Logan outing Marty and Rory was a complete dick move (let’s not forget how he gets when he’s jealous, i.e., the Jess dinner), but the twist was nice: I had forgotten that Marty was the one to introduce Rory and Logan. I can kind of get why Rory kept it to herself: Lucy’s happy with her boyfriend, and Marty’s feigning ignorance was such an immediate shock that Rory wasn’t sure how to navigate that for her friend, but still. I don’t blame Lucy and Olivia for icing her.


Amy Sherman-Palladino is gone, so we can’t really blame her for this, but why is the hardest-working kid on the show (four jobs!) portrayed as such a weirdo stalker? While entitled rich kids like Logan and Christopher are depicted as these hero types. Even Marty’s wooing of Lucy comes off as strange. Sometimes I can’t believe how much I used to like this show. Looking for season seven to turn that corner any episode now.

Stray observations

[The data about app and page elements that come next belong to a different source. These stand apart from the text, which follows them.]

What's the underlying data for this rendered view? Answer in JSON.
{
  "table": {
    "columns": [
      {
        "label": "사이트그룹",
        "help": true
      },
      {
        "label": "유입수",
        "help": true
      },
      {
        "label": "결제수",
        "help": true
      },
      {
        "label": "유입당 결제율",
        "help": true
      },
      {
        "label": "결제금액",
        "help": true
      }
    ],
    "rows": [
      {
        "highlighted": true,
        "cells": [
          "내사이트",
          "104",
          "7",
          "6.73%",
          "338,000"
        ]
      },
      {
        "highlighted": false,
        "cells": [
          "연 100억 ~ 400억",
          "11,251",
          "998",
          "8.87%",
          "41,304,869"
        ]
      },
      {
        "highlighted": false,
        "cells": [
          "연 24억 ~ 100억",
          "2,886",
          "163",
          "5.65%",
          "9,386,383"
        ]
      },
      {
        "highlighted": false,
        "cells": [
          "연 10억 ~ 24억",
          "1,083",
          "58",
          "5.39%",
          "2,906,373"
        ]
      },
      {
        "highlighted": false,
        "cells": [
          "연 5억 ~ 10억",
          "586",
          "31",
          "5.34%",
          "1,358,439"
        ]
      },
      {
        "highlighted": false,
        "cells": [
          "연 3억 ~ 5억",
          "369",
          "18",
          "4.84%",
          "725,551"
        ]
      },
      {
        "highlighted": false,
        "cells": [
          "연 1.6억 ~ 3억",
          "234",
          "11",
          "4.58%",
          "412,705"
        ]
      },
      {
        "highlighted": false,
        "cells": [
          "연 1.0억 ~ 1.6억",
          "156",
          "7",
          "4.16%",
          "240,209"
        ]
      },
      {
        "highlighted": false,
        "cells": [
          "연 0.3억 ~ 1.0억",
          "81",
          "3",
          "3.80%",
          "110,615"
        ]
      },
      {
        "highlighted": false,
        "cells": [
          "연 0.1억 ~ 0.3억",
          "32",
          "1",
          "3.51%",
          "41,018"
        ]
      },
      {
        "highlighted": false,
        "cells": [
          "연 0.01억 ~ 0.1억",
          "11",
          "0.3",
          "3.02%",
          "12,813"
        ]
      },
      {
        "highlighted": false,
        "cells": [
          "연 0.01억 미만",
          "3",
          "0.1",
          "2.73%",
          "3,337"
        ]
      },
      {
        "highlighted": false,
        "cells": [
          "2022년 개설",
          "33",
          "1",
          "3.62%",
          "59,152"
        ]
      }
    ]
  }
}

  • This week in Gilmore entitlement: Lorelai salivating over her wedding present. “Yes Lorelai, you may open your gift. My goodness, you ‘re like a dolphin at feeding time.” Wolf Girl was pretty funny though. Also, as a slight defense of Chris, when he says something like, “You don’t want something, so that’s it, right,” and Lorelai just shrugs and says “Well…”, you kind of have to feel for him. For as many relationships as she’s been in, Lorelai is rarely the one doing the compromising (Luke gave up and just renovated her house instead of moving to the Wickham house). Which is why Emily’s pep talk was such a valuable (and nice) idea.

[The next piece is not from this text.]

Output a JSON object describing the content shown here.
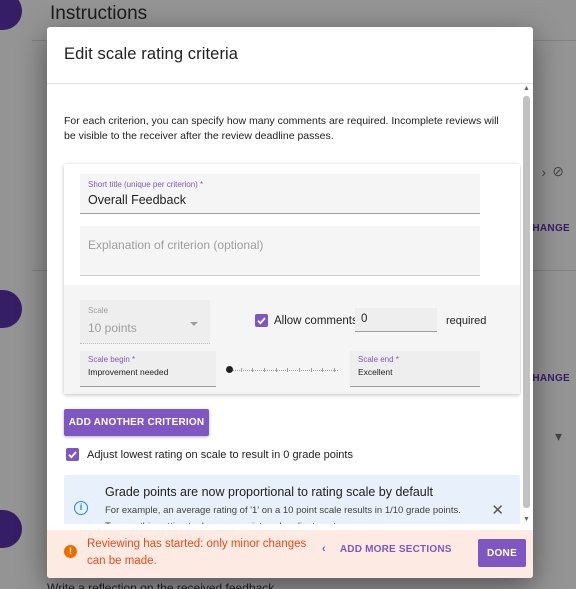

  • At this point in season seven, another drawback is the fact that the Gilmore girls, whose relationship is supposed to steer the show, are almost constantly separated. Other than the Friday night dinner with the hilarious voicemail wedding announcement unveiling (Emily kills it again), we only get a few phone calls about knit pledges and how much boys suck. Watching Lorelai and Rory grapple with their various relationship problems is much less enjoyable than watching the two girls together.
  • Hard to believe, but April is even a worse fake-crier than Rory.

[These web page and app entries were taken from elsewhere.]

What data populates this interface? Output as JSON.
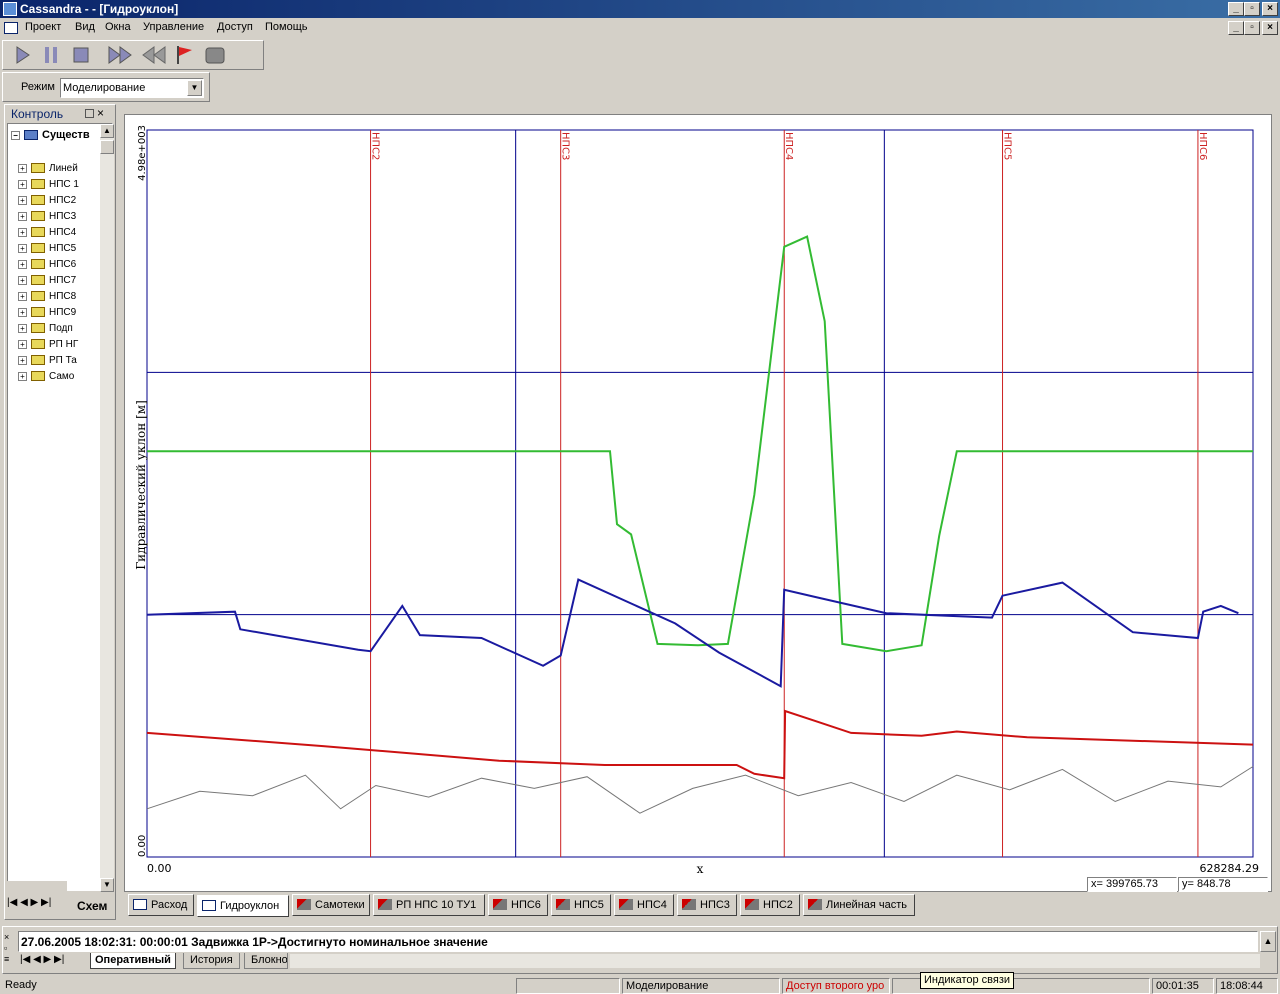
{
  "window": {
    "title": "Cassandra -                    - [Гидроуклон]"
  },
  "menu": [
    "Проект",
    "Вид",
    "Окна",
    "Управление",
    "Доступ",
    "Помощь"
  ],
  "mode": {
    "label": "Режим",
    "value": "Моделирование"
  },
  "left_panel": {
    "title": "Контроль",
    "root": "Существ",
    "items": [
      "Линей",
      "НПС 1",
      "НПС2",
      "НПС3",
      "НПС4",
      "НПС5",
      "НПС6",
      "НПС7",
      "НПС8",
      "НПС9",
      "Подп",
      "РП НГ",
      "РП Та",
      "Само"
    ],
    "bottom_tab": "Схем"
  },
  "chart": {
    "ylabel": "Гидравлический уклон [м]",
    "y_top_tick": "4.98e+003",
    "y_bottom_tick": "0.00",
    "x_left_tick": "0.00",
    "x_right_tick": "628284.29",
    "xlabel": "x",
    "cursor_x": "x= 399765.73",
    "cursor_y": "y= 848.78",
    "station_labels": [
      "НПС2",
      "НПС3",
      "НПС4",
      "НПС5",
      "НПС6"
    ]
  },
  "chart_data": {
    "type": "line",
    "xlabel": "x",
    "ylabel": "Гидравлический уклон [м]",
    "xlim": [
      0,
      628284.29
    ],
    "ylim": [
      0,
      4980
    ],
    "grid": true,
    "markers": [
      {
        "name": "НПС2",
        "x": 127000
      },
      {
        "name": "НПС3",
        "x": 235000
      },
      {
        "name": "НПС4",
        "x": 362000
      },
      {
        "name": "НПС5",
        "x": 486000
      },
      {
        "name": "НПС6",
        "x": 597000
      }
    ],
    "series": [
      {
        "color": "#33bb33",
        "x": [
          0,
          263000,
          267000,
          275000,
          290000,
          313000,
          330000,
          345000,
          362000,
          375000,
          385000,
          395000,
          420000,
          440000,
          450000,
          460000,
          628284
        ],
        "y": [
          2780,
          2780,
          2280,
          2210,
          1460,
          1450,
          1460,
          2480,
          4180,
          4250,
          3670,
          1460,
          1410,
          1450,
          2200,
          2780,
          2780
        ]
      },
      {
        "color": "#1a1aa0",
        "x": [
          0,
          50000,
          53000,
          120000,
          127000,
          145000,
          155000,
          190000,
          225000,
          235000,
          245000,
          300000,
          325000,
          360000,
          362000,
          380000,
          420000,
          480000,
          486000,
          520000,
          560000,
          597000,
          600000,
          610000,
          620000
        ],
        "y": [
          1660,
          1680,
          1560,
          1420,
          1410,
          1720,
          1520,
          1500,
          1310,
          1380,
          1900,
          1600,
          1400,
          1170,
          1830,
          1780,
          1670,
          1640,
          1790,
          1880,
          1540,
          1500,
          1680,
          1720,
          1670
        ]
      },
      {
        "color": "#cc1111",
        "x": [
          0,
          100000,
          200000,
          260000,
          335000,
          345000,
          362000,
          362500,
          380000,
          400000,
          440000,
          460000,
          500000,
          628284
        ],
        "y": [
          850,
          760,
          660,
          630,
          630,
          570,
          540,
          1000,
          930,
          850,
          830,
          860,
          820,
          770
        ]
      },
      {
        "color": "#777777",
        "x": [
          0,
          30000,
          60000,
          90000,
          110000,
          130000,
          160000,
          190000,
          220000,
          250000,
          280000,
          310000,
          340000,
          370000,
          400000,
          430000,
          460000,
          490000,
          520000,
          550000,
          580000,
          610000,
          628284
        ],
        "y": [
          330,
          450,
          420,
          560,
          330,
          490,
          410,
          540,
          470,
          550,
          300,
          470,
          560,
          420,
          510,
          380,
          560,
          460,
          600,
          380,
          520,
          480,
          620
        ]
      }
    ]
  },
  "tabs": [
    "Расход",
    "Гидроуклон",
    "Самотеки",
    "РП НПС 10 ТУ1",
    "НПС6",
    "НПС5",
    "НПС4",
    "НПС3",
    "НПС2",
    "Линейная часть"
  ],
  "messages": {
    "line": "27.06.2005 18:02:31: 00:00:01 Задвижка 1Р->Достигнуто номинальное значение",
    "tabs": [
      "Оперативный",
      "История",
      "Блокно"
    ]
  },
  "status": {
    "ready": "Ready",
    "mode": "Моделирование",
    "access": "Доступ второго уро",
    "tooltip": "Индикатор связи",
    "elapsed": "00:01:35",
    "clock": "18:08:44",
    "access_color": "#cc0000"
  }
}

  • Luke and Christopher’s fight was pretty meh, after all, even with the Christmas lights.
  • “I can hear Rory on the other end, Lorelai, you’re not as clever as you think you are.” God bless you, Emily Gilmore.
  • Next week: Lorelai writes a letter, and Christopher throws another hissy fit.

Gwen Ihnat is the Editorial Coordinator for The A.V. Club.